━━━ Input ━━━

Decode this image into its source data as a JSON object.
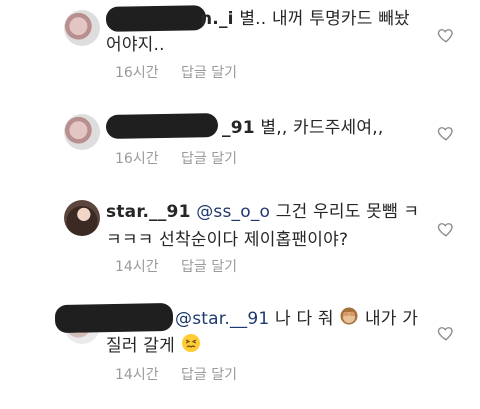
{
  "comments": [
    {
      "username_visible": "n._i",
      "text_line1": "별.. 내꺼 투명카드 빼놨",
      "text_line2": "어야지..",
      "time": "16시간",
      "reply_label": "답글 달기"
    },
    {
      "username_visible": "_91",
      "text": "별,, 카드주세여,,",
      "time": "16시간",
      "reply_label": "답글 달기"
    },
    {
      "username": "star.__91",
      "mention": "@ss_o_o",
      "text_line1": "그건 우리도 못뺌 ㅋ",
      "text_line2": "ㅋㅋㅋ 선착순이다 제이홉팬이야?",
      "time": "14시간",
      "reply_label": "답글 달기"
    },
    {
      "mention": "@star.__91",
      "text_line1": "나 다 줘",
      "text_line1b": "내가 가",
      "text_line2": "질러 갈게",
      "time": "14시간",
      "reply_label": "답글 달기"
    }
  ]
}
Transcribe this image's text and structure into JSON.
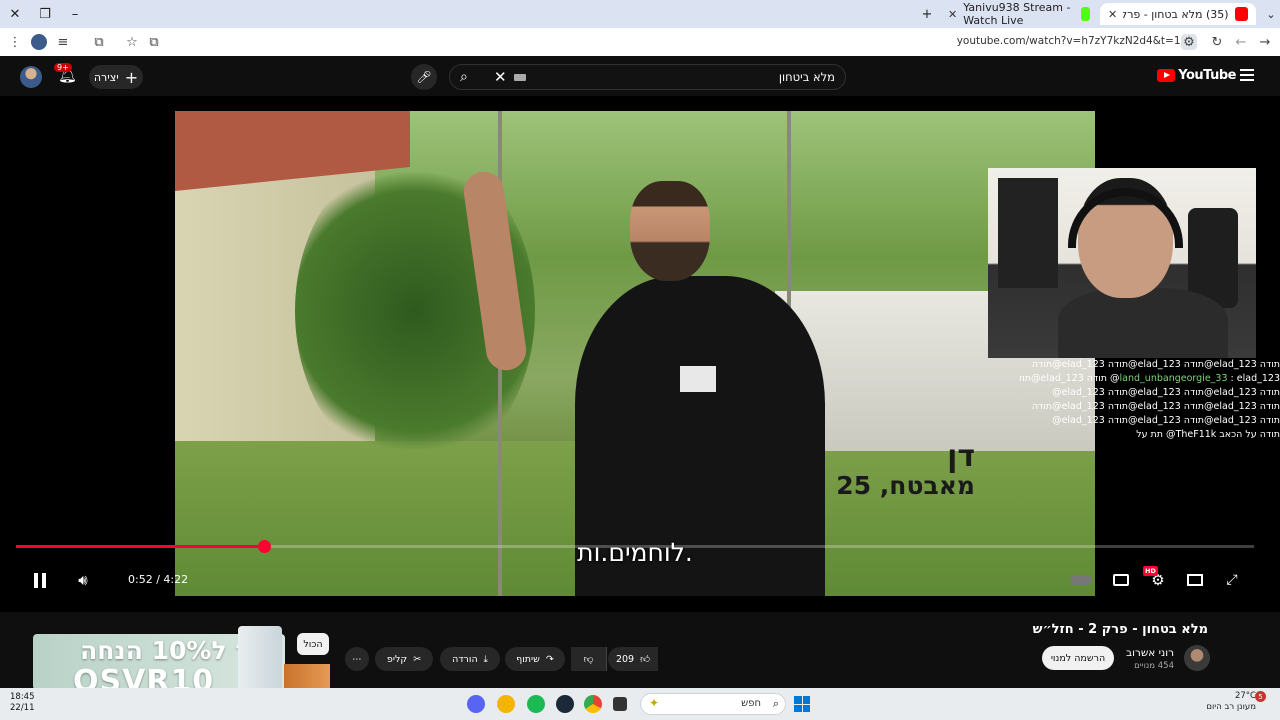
{
  "browser": {
    "tabs": [
      {
        "title": "(35) מלא בטחון - פרק 2 - ח",
        "active": true
      },
      {
        "title": "Yanivu938 Stream - Watch Live",
        "active": false
      }
    ],
    "url": "youtube.com/watch?v=h7zY7kzN2d4&t=1s",
    "new_tab": "+",
    "close_x": "✕"
  },
  "youtube": {
    "create_label": "יצירה",
    "notifications_badge": "9+",
    "search_query": "מלא ביטחון",
    "logo_text": "YouTube"
  },
  "video": {
    "overlay_name": "דן",
    "overlay_detail": "מאבטח, 25",
    "subtitle": "לוחמים.ות.",
    "time_current": "0:52",
    "time_total": "4:22",
    "time_display": "0:52 / 4:22",
    "progress_fraction": 0.2,
    "hd_badge": "HD"
  },
  "chat": [
    {
      "user": "",
      "text": "תודה elad_123@תודה elad_123@תודה 123_elad@תודה"
    },
    {
      "user": "land_unbangeorgie_33",
      "text": ": elad_123@ תודה 123_elad@תודה"
    },
    {
      "user": "",
      "text": "תודה 123_elad@תודה elad_123@תודה 123_elad@"
    },
    {
      "user": "",
      "text": "תודה 123_elad@תודה elad_123@תודה 123_elad@תודה"
    },
    {
      "user": "",
      "text": "תודה 123_elad@תודה elad_123@תודה 123_elad@"
    },
    {
      "user": "",
      "text": "תודה על הכאב TheF11k@ תת על"
    }
  ],
  "below": {
    "title": "מלא בטחון - פרק 2 - חזל״ש",
    "channel_name": "רוני אשרוב",
    "channel_subs": "454 מנויים",
    "subscribe_label": "הרשמה למנוי",
    "like_count": "209",
    "share_label": "שיתוף",
    "download_label": "הורדה",
    "clip_label": "קליפ",
    "more_label": "⋯",
    "all_chip": "הכול"
  },
  "ad": {
    "line1": "קוד ל10% הנחה",
    "line2": "OSVR10"
  },
  "taskbar": {
    "time": "18:45",
    "date": "22/11",
    "search_label": "חפש",
    "weather_temp": "27°C",
    "weather_desc": "מעונן רב היום",
    "weather_badge": "5"
  }
}
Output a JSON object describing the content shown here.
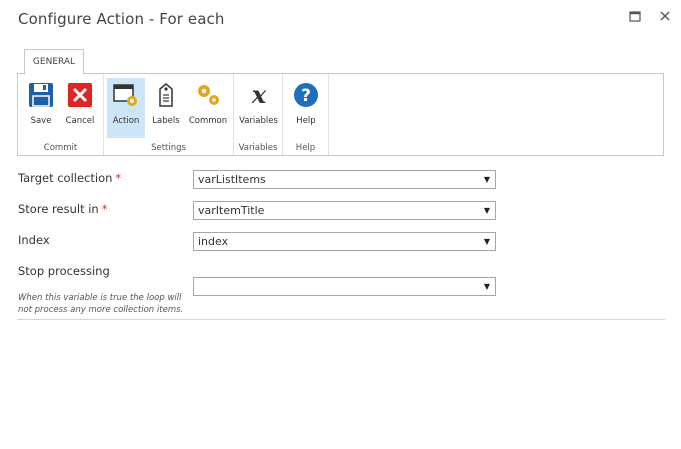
{
  "window": {
    "title": "Configure Action - For each"
  },
  "ribbon": {
    "tab_label": "GENERAL",
    "groups": [
      {
        "label": "Commit",
        "buttons": [
          {
            "label": "Save",
            "icon": "save-icon"
          },
          {
            "label": "Cancel",
            "icon": "cancel-icon"
          }
        ]
      },
      {
        "label": "Settings",
        "buttons": [
          {
            "label": "Action",
            "icon": "action-icon",
            "active": true
          },
          {
            "label": "Labels",
            "icon": "labels-icon"
          },
          {
            "label": "Common",
            "icon": "common-gears-icon"
          }
        ]
      },
      {
        "label": "Variables",
        "buttons": [
          {
            "label": "Variables",
            "icon": "variable-x-icon"
          }
        ]
      },
      {
        "label": "Help",
        "buttons": [
          {
            "label": "Help",
            "icon": "help-icon"
          }
        ]
      }
    ]
  },
  "form": {
    "target_collection": {
      "label": "Target collection",
      "required": "*",
      "value": "varListItems"
    },
    "store_result": {
      "label": "Store result in",
      "required": "*",
      "value": "varItemTitle"
    },
    "index": {
      "label": "Index",
      "value": "index"
    },
    "stop_processing": {
      "label": "Stop processing",
      "hint": "When this variable is true the loop will not process any more collection items.",
      "value": ""
    }
  },
  "colors": {
    "accent_active": "#cde6f7",
    "save_blue": "#1e5fa8",
    "cancel_red": "#e02424",
    "help_blue": "#1f6fbf",
    "required": "#c0392b"
  }
}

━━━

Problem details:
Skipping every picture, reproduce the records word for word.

Solved problem:
Decode this image into its source data as a JSON object.
{
  "comments": [
    {
      "username_visible": "n._i",
      "text_line1": "별.. 내꺼 투명카드 빼놨",
      "text_line2": "어야지..",
      "time": "16시간",
      "reply_label": "답글 달기"
    },
    {
      "username_visible": "_91",
      "text": "별,, 카드주세여,,",
      "time": "16시간",
      "reply_label": "답글 달기"
    },
    {
      "username": "star.__91",
      "mention": "@ss_o_o",
      "text_line1": "그건 우리도 못뺌 ㅋ",
      "text_line2": "ㅋㅋㅋ 선착순이다 제이홉팬이야?",
      "time": "14시간",
      "reply_label": "답글 달기"
    },
    {
      "mention": "@star.__91",
      "text_line1": "나 다 줘",
      "text_line1b": "내가 가",
      "text_line2": "질러 갈게",
      "time": "14시간",
      "reply_label": "답글 달기"
    }
  ]
}
Transcribe this image's text and structure into JSON.
{
  "browser": {
    "tabs": [
      {
        "title": "(35) מלא בטחון - פרק 2 - ח",
        "active": true
      },
      {
        "title": "Yanivu938 Stream - Watch Live",
        "active": false
      }
    ],
    "url": "youtube.com/watch?v=h7zY7kzN2d4&t=1s",
    "new_tab": "+",
    "close_x": "✕"
  },
  "youtube": {
    "create_label": "יצירה",
    "notifications_badge": "9+",
    "search_query": "מלא ביטחון",
    "logo_text": "YouTube"
  },
  "video": {
    "overlay_name": "דן",
    "overlay_detail": "מאבטח, 25",
    "subtitle": "לוחמים.ות.",
    "time_current": "0:52",
    "time_total": "4:22",
    "time_display": "0:52 / 4:22",
    "progress_fraction": 0.2,
    "hd_badge": "HD"
  },
  "chat": [
    {
      "user": "",
      "text": "תודה elad_123@תודה elad_123@תודה 123_elad@תודה"
    },
    {
      "user": "land_unbangeorgie_33",
      "text": ": elad_123@ תודה 123_elad@תודה"
    },
    {
      "user": "",
      "text": "תודה 123_elad@תודה elad_123@תודה 123_elad@"
    },
    {
      "user": "",
      "text": "תודה 123_elad@תודה elad_123@תודה 123_elad@תודה"
    },
    {
      "user": "",
      "text": "תודה 123_elad@תודה elad_123@תודה 123_elad@"
    },
    {
      "user": "",
      "text": "תודה על הכאב TheF11k@ תת על"
    }
  ],
  "below": {
    "title": "מלא בטחון - פרק 2 - חזל״ש",
    "channel_name": "רוני אשרוב",
    "channel_subs": "454 מנויים",
    "subscribe_label": "הרשמה למנוי",
    "like_count": "209",
    "share_label": "שיתוף",
    "download_label": "הורדה",
    "clip_label": "קליפ",
    "more_label": "⋯",
    "all_chip": "הכול"
  },
  "ad": {
    "line1": "קוד ל10% הנחה",
    "line2": "OSVR10"
  },
  "taskbar": {
    "time": "18:45",
    "date": "22/11",
    "search_label": "חפש",
    "weather_temp": "27°C",
    "weather_desc": "מעונן רב היום",
    "weather_badge": "5"
  }
}
Output a JSON object describing the content shown here.
{
  "window": {
    "title": "Configure Action - For each"
  },
  "ribbon": {
    "tab_label": "GENERAL",
    "groups": [
      {
        "label": "Commit",
        "buttons": [
          {
            "label": "Save",
            "icon": "save-icon"
          },
          {
            "label": "Cancel",
            "icon": "cancel-icon"
          }
        ]
      },
      {
        "label": "Settings",
        "buttons": [
          {
            "label": "Action",
            "icon": "action-icon",
            "active": true
          },
          {
            "label": "Labels",
            "icon": "labels-icon"
          },
          {
            "label": "Common",
            "icon": "common-gears-icon"
          }
        ]
      },
      {
        "label": "Variables",
        "buttons": [
          {
            "label": "Variables",
            "icon": "variable-x-icon"
          }
        ]
      },
      {
        "label": "Help",
        "buttons": [
          {
            "label": "Help",
            "icon": "help-icon"
          }
        ]
      }
    ]
  },
  "form": {
    "target_collection": {
      "label": "Target collection",
      "required": "*",
      "value": "varListItems"
    },
    "store_result": {
      "label": "Store result in",
      "required": "*",
      "value": "varItemTitle"
    },
    "index": {
      "label": "Index",
      "value": "index"
    },
    "stop_processing": {
      "label": "Stop processing",
      "hint": "When this variable is true the loop will not process any more collection items.",
      "value": ""
    }
  },
  "colors": {
    "accent_active": "#cde6f7",
    "save_blue": "#1e5fa8",
    "cancel_red": "#e02424",
    "help_blue": "#1f6fbf",
    "required": "#c0392b"
  }
}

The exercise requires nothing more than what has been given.